Recorded information |
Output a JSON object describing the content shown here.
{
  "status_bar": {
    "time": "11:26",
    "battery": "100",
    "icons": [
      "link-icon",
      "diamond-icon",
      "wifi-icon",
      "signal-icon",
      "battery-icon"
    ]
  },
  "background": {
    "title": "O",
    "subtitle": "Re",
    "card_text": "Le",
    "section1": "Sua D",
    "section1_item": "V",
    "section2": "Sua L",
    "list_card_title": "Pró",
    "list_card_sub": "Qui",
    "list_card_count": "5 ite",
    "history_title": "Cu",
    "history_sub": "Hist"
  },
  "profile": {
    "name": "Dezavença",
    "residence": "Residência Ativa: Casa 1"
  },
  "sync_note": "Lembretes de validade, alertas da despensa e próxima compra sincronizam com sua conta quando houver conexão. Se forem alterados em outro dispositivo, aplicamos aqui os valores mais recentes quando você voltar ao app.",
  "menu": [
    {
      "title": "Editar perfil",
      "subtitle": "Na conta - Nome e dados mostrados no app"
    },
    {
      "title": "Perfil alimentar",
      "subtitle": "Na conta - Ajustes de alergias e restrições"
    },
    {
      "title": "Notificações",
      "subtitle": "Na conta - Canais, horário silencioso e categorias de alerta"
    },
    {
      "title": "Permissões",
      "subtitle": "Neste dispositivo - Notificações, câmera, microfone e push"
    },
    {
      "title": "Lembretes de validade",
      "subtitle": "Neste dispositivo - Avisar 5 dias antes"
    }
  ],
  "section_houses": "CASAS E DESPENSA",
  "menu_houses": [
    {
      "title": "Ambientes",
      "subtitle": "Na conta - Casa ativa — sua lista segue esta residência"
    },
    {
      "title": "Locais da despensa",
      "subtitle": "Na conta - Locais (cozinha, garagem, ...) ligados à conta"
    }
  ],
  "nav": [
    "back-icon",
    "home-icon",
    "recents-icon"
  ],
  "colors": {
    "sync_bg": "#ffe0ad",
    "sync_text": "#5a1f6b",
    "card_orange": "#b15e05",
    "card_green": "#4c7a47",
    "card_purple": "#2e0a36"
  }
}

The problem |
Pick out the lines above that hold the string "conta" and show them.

Output for this task |
  "sync_note": "Lembretes de validade, alertas da despensa e próxima compra sincronizam com sua conta quando houver conexão. Se forem alterados em outro dispositivo, aplicamos aqui os valores mais recentes quando você voltar ao app.",
      "subtitle": "Na conta - Nome e dados mostrados no app"
      "subtitle": "Na conta - Ajustes de alergias e restrições"
      "subtitle": "Na conta - Canais, horário silencioso e categorias de alerta"
      "subtitle": "Na conta - Casa ativa — sua lista segue esta residência"
      "subtitle": "Na conta - Locais (cozinha, garagem, ...) ligados à conta"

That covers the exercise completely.